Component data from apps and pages

= = =

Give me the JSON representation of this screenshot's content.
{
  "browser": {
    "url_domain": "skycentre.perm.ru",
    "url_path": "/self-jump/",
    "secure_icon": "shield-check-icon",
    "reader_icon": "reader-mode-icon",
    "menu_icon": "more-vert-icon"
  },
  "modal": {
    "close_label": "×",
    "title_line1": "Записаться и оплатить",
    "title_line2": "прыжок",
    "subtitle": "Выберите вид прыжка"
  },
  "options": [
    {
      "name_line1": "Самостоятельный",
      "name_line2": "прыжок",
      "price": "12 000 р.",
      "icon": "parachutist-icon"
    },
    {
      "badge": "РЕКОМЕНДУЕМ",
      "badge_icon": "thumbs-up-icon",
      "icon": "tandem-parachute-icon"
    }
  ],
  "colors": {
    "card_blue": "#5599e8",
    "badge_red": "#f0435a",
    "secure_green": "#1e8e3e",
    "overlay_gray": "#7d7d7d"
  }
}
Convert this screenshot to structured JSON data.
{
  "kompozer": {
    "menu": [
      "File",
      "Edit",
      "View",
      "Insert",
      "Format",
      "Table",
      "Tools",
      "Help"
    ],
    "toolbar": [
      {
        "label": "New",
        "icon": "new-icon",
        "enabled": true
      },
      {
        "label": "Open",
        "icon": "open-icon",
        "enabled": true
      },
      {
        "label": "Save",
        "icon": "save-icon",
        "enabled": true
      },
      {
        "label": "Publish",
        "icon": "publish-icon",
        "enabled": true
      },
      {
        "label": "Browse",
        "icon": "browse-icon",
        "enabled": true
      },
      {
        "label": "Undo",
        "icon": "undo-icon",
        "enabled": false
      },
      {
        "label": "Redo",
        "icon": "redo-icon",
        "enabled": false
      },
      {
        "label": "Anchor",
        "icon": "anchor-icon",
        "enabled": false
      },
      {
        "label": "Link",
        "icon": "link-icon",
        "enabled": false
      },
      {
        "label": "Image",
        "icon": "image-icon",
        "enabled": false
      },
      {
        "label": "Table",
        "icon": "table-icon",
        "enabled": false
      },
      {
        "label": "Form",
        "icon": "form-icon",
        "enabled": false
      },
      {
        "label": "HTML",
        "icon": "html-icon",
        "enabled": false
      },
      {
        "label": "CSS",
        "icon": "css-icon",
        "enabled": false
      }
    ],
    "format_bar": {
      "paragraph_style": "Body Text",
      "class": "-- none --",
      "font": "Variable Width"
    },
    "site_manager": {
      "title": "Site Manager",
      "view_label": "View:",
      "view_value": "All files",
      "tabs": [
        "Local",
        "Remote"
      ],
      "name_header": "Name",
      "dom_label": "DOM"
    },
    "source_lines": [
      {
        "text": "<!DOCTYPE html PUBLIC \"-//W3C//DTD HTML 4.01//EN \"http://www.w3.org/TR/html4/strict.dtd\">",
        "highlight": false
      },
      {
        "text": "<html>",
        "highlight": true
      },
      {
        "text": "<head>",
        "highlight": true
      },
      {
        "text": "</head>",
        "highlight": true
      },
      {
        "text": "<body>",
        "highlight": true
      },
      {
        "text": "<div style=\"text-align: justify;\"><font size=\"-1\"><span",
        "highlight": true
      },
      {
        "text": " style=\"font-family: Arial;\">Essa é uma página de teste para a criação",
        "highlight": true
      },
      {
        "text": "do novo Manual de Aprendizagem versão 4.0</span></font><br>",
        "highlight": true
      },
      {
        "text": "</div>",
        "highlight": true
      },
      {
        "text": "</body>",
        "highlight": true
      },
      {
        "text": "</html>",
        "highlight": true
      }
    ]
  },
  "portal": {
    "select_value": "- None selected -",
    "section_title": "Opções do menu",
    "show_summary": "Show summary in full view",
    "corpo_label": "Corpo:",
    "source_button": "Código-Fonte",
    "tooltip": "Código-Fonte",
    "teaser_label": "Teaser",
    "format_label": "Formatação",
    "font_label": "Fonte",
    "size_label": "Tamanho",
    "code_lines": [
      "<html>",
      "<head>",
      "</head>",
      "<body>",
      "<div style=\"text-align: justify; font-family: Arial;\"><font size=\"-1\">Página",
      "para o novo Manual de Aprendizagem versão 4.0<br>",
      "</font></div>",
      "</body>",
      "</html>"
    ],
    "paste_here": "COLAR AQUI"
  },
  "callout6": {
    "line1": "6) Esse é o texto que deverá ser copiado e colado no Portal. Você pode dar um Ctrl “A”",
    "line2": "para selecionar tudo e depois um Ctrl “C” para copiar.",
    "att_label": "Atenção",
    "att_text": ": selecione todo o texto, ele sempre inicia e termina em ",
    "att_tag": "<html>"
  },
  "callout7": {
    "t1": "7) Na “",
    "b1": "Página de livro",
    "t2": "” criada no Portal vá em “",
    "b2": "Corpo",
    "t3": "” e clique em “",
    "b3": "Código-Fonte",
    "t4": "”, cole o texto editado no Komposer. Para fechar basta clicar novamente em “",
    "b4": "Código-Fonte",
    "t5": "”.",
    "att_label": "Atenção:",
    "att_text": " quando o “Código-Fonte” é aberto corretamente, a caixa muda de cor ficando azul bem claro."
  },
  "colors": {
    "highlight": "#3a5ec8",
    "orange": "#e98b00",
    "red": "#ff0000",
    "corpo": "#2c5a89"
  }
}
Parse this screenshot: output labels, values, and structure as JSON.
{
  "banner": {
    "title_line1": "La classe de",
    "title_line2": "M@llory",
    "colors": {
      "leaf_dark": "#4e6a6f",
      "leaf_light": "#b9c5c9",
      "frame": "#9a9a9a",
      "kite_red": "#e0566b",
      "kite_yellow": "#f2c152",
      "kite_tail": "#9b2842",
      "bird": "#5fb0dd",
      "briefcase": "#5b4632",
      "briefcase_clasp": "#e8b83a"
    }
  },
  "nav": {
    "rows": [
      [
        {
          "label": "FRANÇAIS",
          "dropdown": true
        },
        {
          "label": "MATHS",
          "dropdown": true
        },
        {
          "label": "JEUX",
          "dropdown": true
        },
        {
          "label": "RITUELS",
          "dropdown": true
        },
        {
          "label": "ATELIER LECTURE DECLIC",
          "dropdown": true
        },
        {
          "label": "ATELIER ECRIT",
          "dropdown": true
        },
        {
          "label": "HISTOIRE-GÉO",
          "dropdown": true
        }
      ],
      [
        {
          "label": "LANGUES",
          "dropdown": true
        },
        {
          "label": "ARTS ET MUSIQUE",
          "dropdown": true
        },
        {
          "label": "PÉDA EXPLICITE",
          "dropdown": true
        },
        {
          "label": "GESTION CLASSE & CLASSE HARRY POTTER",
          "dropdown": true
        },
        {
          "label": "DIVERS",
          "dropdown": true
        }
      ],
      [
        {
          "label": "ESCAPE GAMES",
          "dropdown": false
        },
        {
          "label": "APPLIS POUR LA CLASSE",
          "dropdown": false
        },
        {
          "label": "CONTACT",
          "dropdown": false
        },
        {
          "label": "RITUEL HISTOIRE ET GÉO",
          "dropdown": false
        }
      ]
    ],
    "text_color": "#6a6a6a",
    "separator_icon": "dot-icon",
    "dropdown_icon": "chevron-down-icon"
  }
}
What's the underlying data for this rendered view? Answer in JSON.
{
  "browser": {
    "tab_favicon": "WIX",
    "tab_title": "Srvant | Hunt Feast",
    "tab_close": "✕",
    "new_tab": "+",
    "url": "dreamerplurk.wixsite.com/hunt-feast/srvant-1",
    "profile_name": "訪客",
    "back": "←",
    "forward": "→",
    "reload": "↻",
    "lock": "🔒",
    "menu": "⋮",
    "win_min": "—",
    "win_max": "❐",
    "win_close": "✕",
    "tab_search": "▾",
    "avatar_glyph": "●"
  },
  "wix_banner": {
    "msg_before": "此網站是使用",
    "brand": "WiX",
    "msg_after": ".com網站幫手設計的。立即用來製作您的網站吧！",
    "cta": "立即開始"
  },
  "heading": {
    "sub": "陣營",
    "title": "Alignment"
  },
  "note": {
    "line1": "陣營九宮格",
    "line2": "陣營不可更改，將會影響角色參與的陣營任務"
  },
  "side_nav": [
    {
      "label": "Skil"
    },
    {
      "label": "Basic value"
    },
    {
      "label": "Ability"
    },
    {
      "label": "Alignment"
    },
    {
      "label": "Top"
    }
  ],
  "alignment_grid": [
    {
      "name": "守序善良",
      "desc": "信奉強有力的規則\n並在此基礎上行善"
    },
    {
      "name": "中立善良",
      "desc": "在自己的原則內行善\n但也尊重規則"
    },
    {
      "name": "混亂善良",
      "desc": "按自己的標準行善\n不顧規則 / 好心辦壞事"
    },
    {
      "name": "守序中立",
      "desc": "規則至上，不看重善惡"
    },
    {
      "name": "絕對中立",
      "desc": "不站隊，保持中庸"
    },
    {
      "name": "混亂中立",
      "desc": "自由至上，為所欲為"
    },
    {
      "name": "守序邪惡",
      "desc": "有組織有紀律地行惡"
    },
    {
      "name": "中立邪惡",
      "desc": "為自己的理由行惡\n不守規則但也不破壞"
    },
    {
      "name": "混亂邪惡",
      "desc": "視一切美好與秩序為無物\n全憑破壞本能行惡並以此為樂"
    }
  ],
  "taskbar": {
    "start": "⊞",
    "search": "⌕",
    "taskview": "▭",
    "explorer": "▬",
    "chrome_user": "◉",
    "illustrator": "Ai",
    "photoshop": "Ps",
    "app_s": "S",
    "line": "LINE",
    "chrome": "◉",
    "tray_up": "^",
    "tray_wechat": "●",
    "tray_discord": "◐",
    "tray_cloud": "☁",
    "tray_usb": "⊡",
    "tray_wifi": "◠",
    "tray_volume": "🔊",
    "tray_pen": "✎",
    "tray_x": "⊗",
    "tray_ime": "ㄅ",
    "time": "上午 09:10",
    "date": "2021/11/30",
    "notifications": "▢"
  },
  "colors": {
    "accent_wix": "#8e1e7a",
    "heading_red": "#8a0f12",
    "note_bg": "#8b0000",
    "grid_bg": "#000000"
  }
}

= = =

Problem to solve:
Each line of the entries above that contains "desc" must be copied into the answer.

Response for this exercise:
      "desc": "信奉強有力的規則\n並在此基礎上行善"
      "desc": "在自己的原則內行善\n但也尊重規則"
      "desc": "按自己的標準行善\n不顧規則 / 好心辦壞事"
      "desc": "規則至上，不看重善惡"
      "desc": "不站隊，保持中庸"
      "desc": "自由至上，為所欲為"
      "desc": "有組織有紀律地行惡"
      "desc": "為自己的理由行惡\n不守規則但也不破壞"
      "desc": "視一切美好與秩序為無物\n全憑破壞本能行惡並以此為樂"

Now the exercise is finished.